[Dataset rows describing interfaces]

*-*-*

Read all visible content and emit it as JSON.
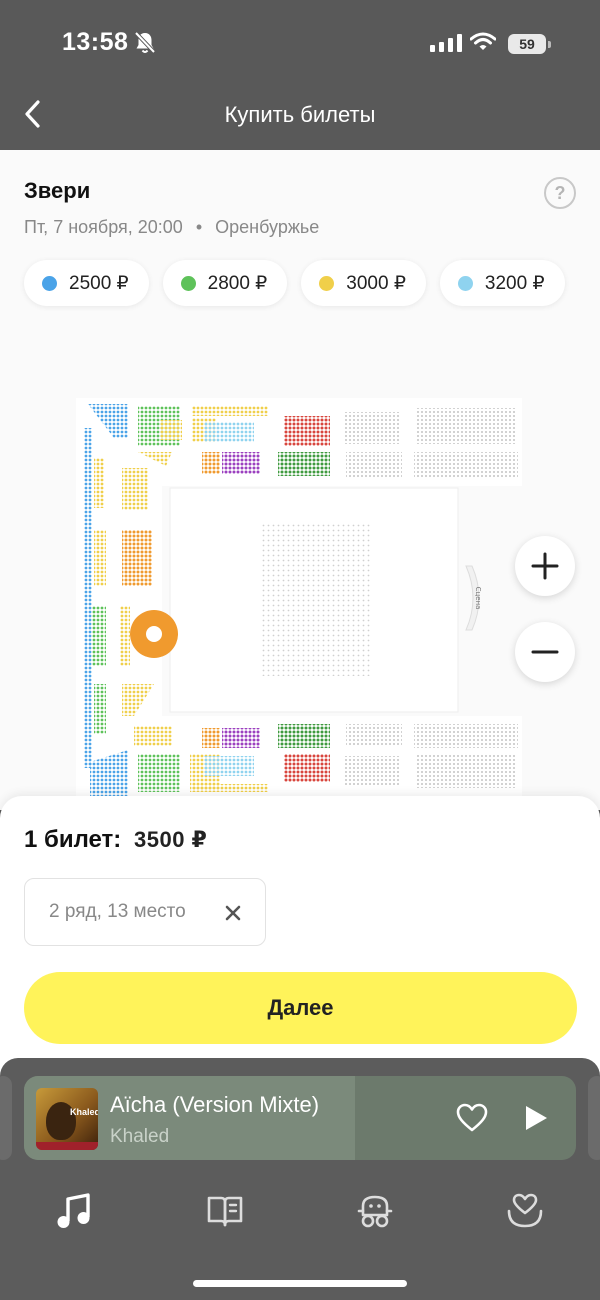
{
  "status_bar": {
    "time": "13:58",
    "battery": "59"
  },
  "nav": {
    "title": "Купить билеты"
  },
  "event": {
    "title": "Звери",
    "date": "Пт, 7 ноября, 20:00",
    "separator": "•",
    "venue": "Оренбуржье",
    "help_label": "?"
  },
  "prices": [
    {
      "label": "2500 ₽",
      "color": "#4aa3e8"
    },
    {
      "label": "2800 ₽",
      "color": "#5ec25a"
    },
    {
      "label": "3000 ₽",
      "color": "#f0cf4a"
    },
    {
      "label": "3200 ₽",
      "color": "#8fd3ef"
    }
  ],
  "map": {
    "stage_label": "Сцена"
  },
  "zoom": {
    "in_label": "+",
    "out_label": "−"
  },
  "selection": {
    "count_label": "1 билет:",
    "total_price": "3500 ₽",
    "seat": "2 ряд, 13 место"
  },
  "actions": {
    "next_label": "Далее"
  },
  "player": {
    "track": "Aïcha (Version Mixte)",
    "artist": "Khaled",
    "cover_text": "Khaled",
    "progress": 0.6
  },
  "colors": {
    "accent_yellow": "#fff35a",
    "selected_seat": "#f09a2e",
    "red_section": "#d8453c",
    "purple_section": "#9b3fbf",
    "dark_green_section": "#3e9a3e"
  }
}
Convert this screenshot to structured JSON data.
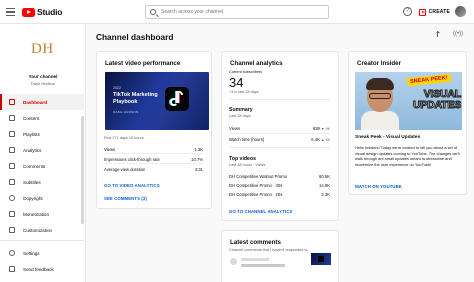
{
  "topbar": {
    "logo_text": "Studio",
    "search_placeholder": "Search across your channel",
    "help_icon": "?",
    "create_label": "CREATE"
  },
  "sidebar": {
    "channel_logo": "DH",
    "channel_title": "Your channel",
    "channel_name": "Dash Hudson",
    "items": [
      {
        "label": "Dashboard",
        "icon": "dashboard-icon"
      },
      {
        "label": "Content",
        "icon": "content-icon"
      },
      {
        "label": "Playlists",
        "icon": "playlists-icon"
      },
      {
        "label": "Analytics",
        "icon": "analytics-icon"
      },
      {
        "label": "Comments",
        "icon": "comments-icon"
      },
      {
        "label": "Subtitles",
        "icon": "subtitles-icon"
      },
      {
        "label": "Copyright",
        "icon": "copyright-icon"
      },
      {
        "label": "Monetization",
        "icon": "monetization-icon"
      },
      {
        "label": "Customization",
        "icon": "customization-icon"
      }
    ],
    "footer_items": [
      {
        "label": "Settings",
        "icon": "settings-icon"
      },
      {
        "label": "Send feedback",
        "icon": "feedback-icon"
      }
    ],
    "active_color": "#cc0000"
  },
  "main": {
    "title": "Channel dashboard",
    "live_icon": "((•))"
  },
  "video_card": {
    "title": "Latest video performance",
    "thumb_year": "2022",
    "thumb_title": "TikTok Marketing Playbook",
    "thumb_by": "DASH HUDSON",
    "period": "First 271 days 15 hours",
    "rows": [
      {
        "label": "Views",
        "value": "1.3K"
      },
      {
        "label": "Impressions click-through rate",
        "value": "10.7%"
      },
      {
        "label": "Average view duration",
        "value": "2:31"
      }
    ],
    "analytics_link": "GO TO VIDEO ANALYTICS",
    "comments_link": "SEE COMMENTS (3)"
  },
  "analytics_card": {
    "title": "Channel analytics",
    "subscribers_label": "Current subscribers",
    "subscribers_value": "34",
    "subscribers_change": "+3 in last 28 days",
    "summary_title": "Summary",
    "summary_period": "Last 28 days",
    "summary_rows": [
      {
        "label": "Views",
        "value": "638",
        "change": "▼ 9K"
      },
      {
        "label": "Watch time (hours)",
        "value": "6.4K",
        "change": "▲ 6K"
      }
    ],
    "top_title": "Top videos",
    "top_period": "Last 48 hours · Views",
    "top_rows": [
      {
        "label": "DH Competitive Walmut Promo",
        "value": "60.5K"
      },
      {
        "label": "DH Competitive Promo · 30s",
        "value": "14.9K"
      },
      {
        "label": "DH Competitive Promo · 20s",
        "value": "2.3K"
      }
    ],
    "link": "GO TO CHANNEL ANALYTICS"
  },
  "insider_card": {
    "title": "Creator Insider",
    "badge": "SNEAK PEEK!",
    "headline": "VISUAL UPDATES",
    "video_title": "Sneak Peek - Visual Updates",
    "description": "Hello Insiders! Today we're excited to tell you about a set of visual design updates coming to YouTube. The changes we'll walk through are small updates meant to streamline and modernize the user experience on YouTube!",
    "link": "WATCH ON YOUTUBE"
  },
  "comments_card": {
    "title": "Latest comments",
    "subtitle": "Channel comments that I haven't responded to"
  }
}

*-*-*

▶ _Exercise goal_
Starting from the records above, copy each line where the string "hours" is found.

▶ _Answer below_
    "period": "First 271 days 15 hours",
        "label": "Watch time (hours)",
    "top_period": "Last 48 hours · Views",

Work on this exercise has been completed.